Aurélie Guyoux: It’s mostly water—but a specific water. We make, in our factory, our own water in order to remove all the bacteria, all the impurities, and even what we call endotoxins—molecules made by bacteria. So even if you remove bacteria, some endotoxins can remain, and we discovered that they can be the origins of skin reactions. [Our water is] called highly purified water, it can be used for injections. It’s so pure.

ELLE: Wait, how does this water remove all of the makeup, dirt, and gunk in our pores?

Aurélie Guyoux: So, it’s not just H2O, we add specific ingredients in there. So we have a micellar agent. And these agents will form specific organisations (like droplets) inside the water. And when you apply it onto your skin, these specific organisations will catch impurities, will attract makeup, also pollution particles 2.1, 1.0, and even 0.1, heavy metals that are in your pores—they attract them.

This is why you immediately see the change on the cotton pads. So you have to apply it twice, if necessary, to have the cotton pad completely white.

ELLE: What about waterproof makeup such as mascara?

Aurélie Guyoux: On waterproof makeup, you need to apply twice or thrice. You do it very slowly but it will remove the waterproof makeup.

You apply it on your eyes, wait a little bit—for two or three seconds, so that the product really goes in contact with the makeup. And gently [lift it up]. And never [rub the cotton pad] because it tugs your skin.

ELLE: And it removes the bacteria on our skin?

Aurélie Guyoux: A lot of people think that we need to remove bacteria. “I want to kill all the bacteria.” But it’s really bad. You need bacteria. We don’t want to remove bacteria because your skin is full of bacteria. If you have an imbalanced bacteria system, some pathology will appear—acne is linked with a specific bacteria but also epidermatitis, you can have staphylococcus bacteria they are becoming the major ones, and you can have skin problems. You need to keep a good balance on your skin flora. It’s called microbiome.
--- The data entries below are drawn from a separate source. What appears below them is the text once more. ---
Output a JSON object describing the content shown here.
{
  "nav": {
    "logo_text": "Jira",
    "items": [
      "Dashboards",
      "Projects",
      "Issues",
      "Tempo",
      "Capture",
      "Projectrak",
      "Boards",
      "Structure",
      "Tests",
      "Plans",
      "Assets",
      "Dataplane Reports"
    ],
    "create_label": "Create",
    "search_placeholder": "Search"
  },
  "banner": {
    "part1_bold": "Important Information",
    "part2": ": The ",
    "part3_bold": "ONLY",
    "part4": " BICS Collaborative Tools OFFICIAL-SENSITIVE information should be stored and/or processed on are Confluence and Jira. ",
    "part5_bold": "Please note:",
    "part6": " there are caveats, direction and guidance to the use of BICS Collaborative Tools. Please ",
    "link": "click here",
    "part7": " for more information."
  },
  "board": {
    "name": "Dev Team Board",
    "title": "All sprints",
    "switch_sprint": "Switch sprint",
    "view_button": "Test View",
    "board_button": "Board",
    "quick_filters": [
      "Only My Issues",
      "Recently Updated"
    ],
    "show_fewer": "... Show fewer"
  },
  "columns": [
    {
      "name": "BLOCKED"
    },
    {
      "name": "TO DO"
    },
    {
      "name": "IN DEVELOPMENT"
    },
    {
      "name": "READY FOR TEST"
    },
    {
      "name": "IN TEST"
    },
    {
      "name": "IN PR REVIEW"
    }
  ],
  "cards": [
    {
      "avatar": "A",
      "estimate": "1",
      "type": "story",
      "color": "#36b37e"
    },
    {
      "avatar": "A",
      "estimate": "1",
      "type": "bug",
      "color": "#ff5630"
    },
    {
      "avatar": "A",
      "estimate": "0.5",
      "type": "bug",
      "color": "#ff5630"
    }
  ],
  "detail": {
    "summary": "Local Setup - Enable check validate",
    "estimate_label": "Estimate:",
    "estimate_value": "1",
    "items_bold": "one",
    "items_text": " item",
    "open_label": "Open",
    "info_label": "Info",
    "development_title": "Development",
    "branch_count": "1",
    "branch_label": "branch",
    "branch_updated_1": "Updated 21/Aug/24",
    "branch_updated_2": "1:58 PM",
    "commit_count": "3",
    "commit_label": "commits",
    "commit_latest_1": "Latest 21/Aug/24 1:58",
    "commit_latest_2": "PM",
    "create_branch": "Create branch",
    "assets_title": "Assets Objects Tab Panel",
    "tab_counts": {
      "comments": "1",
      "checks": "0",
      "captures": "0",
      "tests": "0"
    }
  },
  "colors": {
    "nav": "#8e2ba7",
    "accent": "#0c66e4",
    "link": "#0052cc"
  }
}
We use specific sugars that are useful for the good bacteria. Well, there are not good or [bad] bacteria. We thought that [way] a few years ago. But now, we know we need all the bacteria, even the [bad] ones. They make a kind of fight together and keep a good balance.
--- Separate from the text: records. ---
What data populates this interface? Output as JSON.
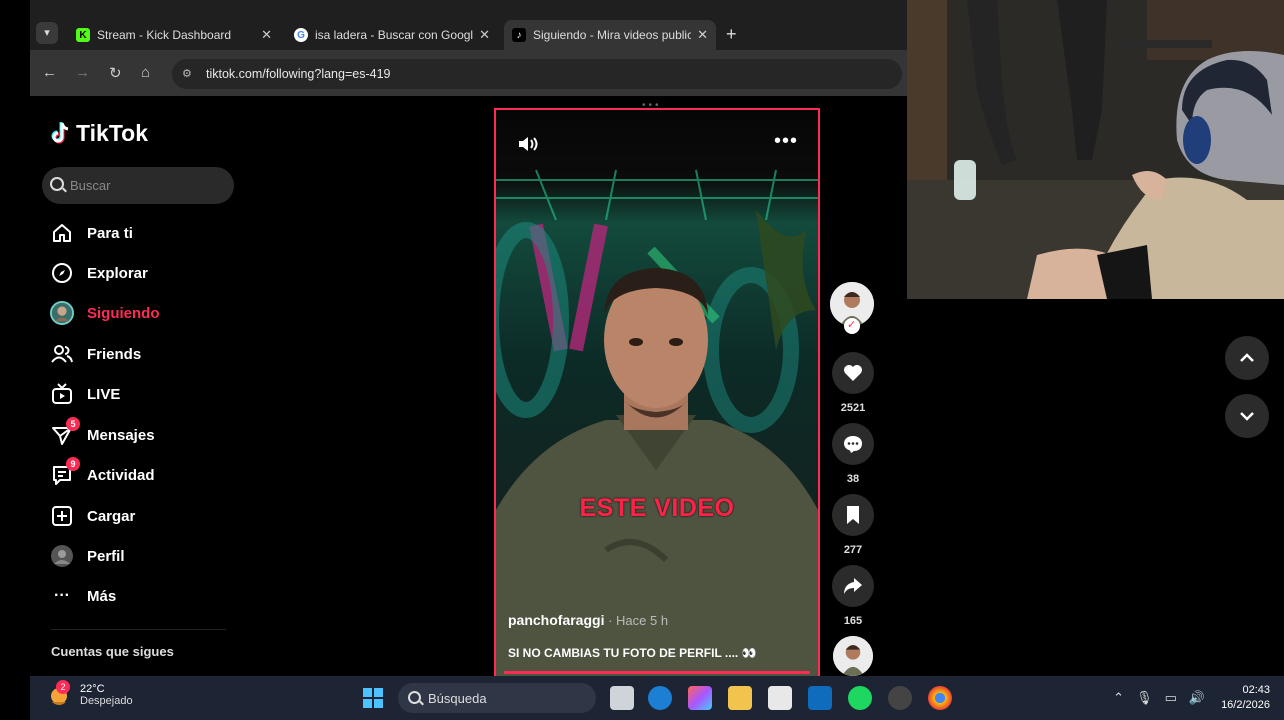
{
  "browser": {
    "tabs": [
      {
        "title": "Stream - Kick Dashboard",
        "favicon": "kick-icon",
        "active": false
      },
      {
        "title": "isa ladera - Buscar con Google",
        "favicon": "google-icon",
        "active": false
      },
      {
        "title": "Siguiendo - Mira videos publica",
        "favicon": "tiktok-icon",
        "active": true
      }
    ],
    "url": "tiktok.com/following?lang=es-419"
  },
  "tiktok": {
    "logo_text": "TikTok",
    "search_placeholder": "Buscar",
    "nav": [
      {
        "label": "Para ti",
        "icon": "home-icon"
      },
      {
        "label": "Explorar",
        "icon": "compass-icon"
      },
      {
        "label": "Siguiendo",
        "icon": "following-avatar-icon",
        "active": true
      },
      {
        "label": "Friends",
        "icon": "friends-icon"
      },
      {
        "label": "LIVE",
        "icon": "live-tv-icon"
      },
      {
        "label": "Mensajes",
        "icon": "messages-icon",
        "badge": "5"
      },
      {
        "label": "Actividad",
        "icon": "activity-icon",
        "badge": "9"
      },
      {
        "label": "Cargar",
        "icon": "upload-icon"
      },
      {
        "label": "Perfil",
        "icon": "profile-avatar-icon"
      },
      {
        "label": "Más",
        "icon": "more-icon"
      }
    ],
    "following_header": "Cuentas que sigues",
    "accent": "#fe2c55"
  },
  "video": {
    "overlay_caption": "ESTE VIDEO",
    "author": "panchofaraggi",
    "time": " · Hace 5 h",
    "description": "SI NO CAMBIAS TU FOTO DE PERFIL .... 👀",
    "likes": "2521",
    "comments": "38",
    "saves": "277",
    "shares": "165"
  },
  "taskbar": {
    "temperature": "22°C",
    "weather": "Despejado",
    "weather_badge": "2",
    "search_label": "Búsqueda",
    "time": "02:43",
    "date": "16/2/2026"
  }
}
From left, the blue bottled Hydrabio micellar water (S$15.90) contains a higher dose of hydrating ingredients such as glycerin for dry skin types; the green Sebium micellar water (S$15.90) contains ingredients such as zinc gluconate and copper sulfate to battle acne; the red Sensibio (S$15.90) was formulated for sensitive skin types.
From left, the blue bottled Hydrabio micellar water (S$15.90) contains a higher dose of hydrating ingredients such as glycerin for dry skin types; the green Sebium micellar water (S$15.90) contains ingredients such as zinc gluconate and copper sulfate to battle acne; the red Sensibio (S$15.90) was formulated for sensitive skin types.

ELLE: What is the right way to use the micellar water?

Aurélie Guyoux: So, you need a cotton pad. This is very fluid, it’s why you need the cotton pad. The cotton pad [also] helps to remove sebum in excess.

We are thinking about a new way of cleansing without cotton pads—only with your fingertips. But it’s not very easy.

ELLE: Do we have to wash our face again after the micellar water?

Aurélie Guyoux: Do not over wash! Say that to people! You use it and that’s all, you put on your skincare. People clean too much with aggressive products. Tap water can be very aggressive for your skin if you have sensitive skin.

This interview has been edited and condensed for brevity.